The answer must reproduce the listing exactly, with every picture left out.

——

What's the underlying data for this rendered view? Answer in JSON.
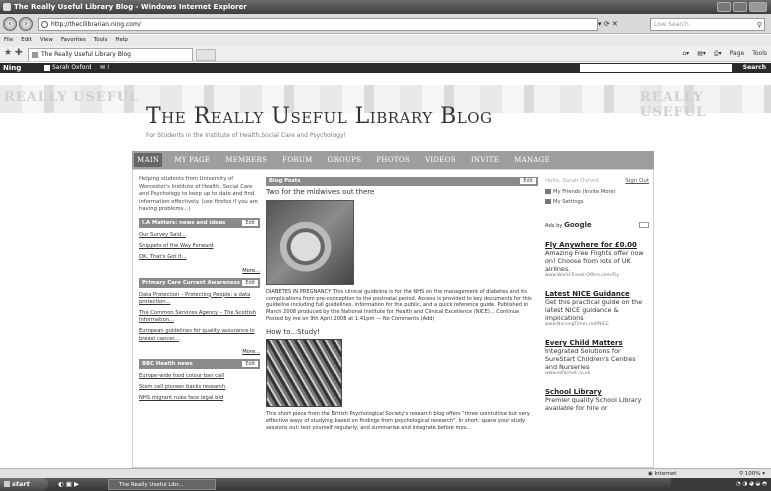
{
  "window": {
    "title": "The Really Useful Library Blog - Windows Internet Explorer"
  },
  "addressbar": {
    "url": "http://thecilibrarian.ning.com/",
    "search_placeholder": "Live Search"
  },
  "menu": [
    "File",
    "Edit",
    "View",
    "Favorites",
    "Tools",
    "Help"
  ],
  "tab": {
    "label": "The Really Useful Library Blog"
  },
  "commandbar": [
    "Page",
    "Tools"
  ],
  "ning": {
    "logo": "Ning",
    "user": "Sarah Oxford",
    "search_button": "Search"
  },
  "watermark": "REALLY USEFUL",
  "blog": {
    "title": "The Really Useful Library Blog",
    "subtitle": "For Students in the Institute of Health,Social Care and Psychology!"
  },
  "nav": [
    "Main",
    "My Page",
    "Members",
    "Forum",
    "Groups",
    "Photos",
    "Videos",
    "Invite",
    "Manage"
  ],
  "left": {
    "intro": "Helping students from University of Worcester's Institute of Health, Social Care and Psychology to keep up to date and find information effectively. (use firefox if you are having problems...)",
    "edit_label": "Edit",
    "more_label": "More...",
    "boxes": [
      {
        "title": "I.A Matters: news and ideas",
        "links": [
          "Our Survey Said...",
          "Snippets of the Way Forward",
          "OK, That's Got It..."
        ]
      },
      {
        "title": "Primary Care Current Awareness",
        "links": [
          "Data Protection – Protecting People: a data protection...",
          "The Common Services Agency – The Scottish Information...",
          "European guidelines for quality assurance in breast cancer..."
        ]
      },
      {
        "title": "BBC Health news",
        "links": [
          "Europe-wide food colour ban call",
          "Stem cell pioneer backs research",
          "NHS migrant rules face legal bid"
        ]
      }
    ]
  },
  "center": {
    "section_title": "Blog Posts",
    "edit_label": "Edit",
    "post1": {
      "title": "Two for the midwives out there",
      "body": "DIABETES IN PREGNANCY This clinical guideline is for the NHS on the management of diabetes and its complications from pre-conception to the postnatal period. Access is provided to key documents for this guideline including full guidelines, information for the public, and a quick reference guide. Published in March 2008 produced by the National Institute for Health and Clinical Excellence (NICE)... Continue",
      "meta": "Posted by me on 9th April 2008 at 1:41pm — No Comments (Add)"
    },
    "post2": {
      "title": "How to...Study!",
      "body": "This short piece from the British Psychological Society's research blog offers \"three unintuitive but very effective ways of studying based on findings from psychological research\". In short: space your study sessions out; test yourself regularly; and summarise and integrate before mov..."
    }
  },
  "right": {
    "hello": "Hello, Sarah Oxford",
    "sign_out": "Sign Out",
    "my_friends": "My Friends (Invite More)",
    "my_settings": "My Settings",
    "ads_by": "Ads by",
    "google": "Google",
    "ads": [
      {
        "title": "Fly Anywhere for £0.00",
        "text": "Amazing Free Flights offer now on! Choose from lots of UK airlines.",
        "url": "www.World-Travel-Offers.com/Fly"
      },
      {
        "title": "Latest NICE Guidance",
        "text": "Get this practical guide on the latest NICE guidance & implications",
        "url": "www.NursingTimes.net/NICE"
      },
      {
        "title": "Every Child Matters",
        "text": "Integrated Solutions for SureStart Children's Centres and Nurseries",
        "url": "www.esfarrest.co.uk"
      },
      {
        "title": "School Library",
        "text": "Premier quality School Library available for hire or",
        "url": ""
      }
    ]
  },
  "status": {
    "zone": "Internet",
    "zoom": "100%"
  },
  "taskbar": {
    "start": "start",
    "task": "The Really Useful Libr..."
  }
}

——

> [Exercise output]
What's the underlying data for this rendered view? Answer in JSON.
{
  "window": {
    "title": "The Really Useful Library Blog - Windows Internet Explorer"
  },
  "addressbar": {
    "url": "http://thecilibrarian.ning.com/",
    "search_placeholder": "Live Search"
  },
  "menu": [
    "File",
    "Edit",
    "View",
    "Favorites",
    "Tools",
    "Help"
  ],
  "tab": {
    "label": "The Really Useful Library Blog"
  },
  "commandbar": [
    "Page",
    "Tools"
  ],
  "ning": {
    "logo": "Ning",
    "user": "Sarah Oxford",
    "search_button": "Search"
  },
  "watermark": "REALLY USEFUL",
  "blog": {
    "title": "The Really Useful Library Blog",
    "subtitle": "For Students in the Institute of Health,Social Care and Psychology!"
  },
  "nav": [
    "Main",
    "My Page",
    "Members",
    "Forum",
    "Groups",
    "Photos",
    "Videos",
    "Invite",
    "Manage"
  ],
  "left": {
    "intro": "Helping students from University of Worcester's Institute of Health, Social Care and Psychology to keep up to date and find information effectively. (use firefox if you are having problems...)",
    "edit_label": "Edit",
    "more_label": "More...",
    "boxes": [
      {
        "title": "I.A Matters: news and ideas",
        "links": [
          "Our Survey Said...",
          "Snippets of the Way Forward",
          "OK, That's Got It..."
        ]
      },
      {
        "title": "Primary Care Current Awareness",
        "links": [
          "Data Protection – Protecting People: a data protection...",
          "The Common Services Agency – The Scottish Information...",
          "European guidelines for quality assurance in breast cancer..."
        ]
      },
      {
        "title": "BBC Health news",
        "links": [
          "Europe-wide food colour ban call",
          "Stem cell pioneer backs research",
          "NHS migrant rules face legal bid"
        ]
      }
    ]
  },
  "center": {
    "section_title": "Blog Posts",
    "edit_label": "Edit",
    "post1": {
      "title": "Two for the midwives out there",
      "body": "DIABETES IN PREGNANCY This clinical guideline is for the NHS on the management of diabetes and its complications from pre-conception to the postnatal period. Access is provided to key documents for this guideline including full guidelines, information for the public, and a quick reference guide. Published in March 2008 produced by the National Institute for Health and Clinical Excellence (NICE)... Continue",
      "meta": "Posted by me on 9th April 2008 at 1:41pm — No Comments (Add)"
    },
    "post2": {
      "title": "How to...Study!",
      "body": "This short piece from the British Psychological Society's research blog offers \"three unintuitive but very effective ways of studying based on findings from psychological research\". In short: space your study sessions out; test yourself regularly; and summarise and integrate before mov..."
    }
  },
  "right": {
    "hello": "Hello, Sarah Oxford",
    "sign_out": "Sign Out",
    "my_friends": "My Friends (Invite More)",
    "my_settings": "My Settings",
    "ads_by": "Ads by",
    "google": "Google",
    "ads": [
      {
        "title": "Fly Anywhere for £0.00",
        "text": "Amazing Free Flights offer now on! Choose from lots of UK airlines.",
        "url": "www.World-Travel-Offers.com/Fly"
      },
      {
        "title": "Latest NICE Guidance",
        "text": "Get this practical guide on the latest NICE guidance & implications",
        "url": "www.NursingTimes.net/NICE"
      },
      {
        "title": "Every Child Matters",
        "text": "Integrated Solutions for SureStart Children's Centres and Nurseries",
        "url": "www.esfarrest.co.uk"
      },
      {
        "title": "School Library",
        "text": "Premier quality School Library available for hire or",
        "url": ""
      }
    ]
  },
  "status": {
    "zone": "Internet",
    "zoom": "100%"
  },
  "taskbar": {
    "start": "start",
    "task": "The Really Useful Libr..."
  }
}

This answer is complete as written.